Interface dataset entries
Start of Block
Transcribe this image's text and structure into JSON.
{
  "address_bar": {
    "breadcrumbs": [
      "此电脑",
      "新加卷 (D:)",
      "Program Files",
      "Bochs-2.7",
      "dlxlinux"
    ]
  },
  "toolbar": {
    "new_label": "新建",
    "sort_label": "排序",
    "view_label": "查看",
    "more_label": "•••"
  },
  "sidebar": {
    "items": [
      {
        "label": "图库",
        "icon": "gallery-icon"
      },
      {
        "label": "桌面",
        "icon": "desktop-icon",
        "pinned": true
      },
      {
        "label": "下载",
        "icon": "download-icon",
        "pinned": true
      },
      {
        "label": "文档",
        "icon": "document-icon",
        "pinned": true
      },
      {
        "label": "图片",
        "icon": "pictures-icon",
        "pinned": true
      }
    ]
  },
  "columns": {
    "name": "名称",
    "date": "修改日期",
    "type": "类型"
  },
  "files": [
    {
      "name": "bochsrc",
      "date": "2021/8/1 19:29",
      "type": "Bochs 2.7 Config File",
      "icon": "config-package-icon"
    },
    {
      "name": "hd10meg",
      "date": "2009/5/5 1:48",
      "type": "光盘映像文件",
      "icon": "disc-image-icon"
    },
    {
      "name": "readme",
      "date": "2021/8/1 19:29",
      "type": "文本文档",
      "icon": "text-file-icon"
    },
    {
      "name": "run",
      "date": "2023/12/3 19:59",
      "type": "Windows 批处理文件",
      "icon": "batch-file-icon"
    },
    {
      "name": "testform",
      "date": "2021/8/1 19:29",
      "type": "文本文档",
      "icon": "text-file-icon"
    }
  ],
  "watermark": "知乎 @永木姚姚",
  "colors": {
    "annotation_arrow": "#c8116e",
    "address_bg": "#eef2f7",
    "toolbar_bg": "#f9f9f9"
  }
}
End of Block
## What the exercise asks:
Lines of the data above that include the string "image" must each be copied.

## Solved problem:
Transcribe this image's text and structure into JSON.
      "icon": "disc-image-icon"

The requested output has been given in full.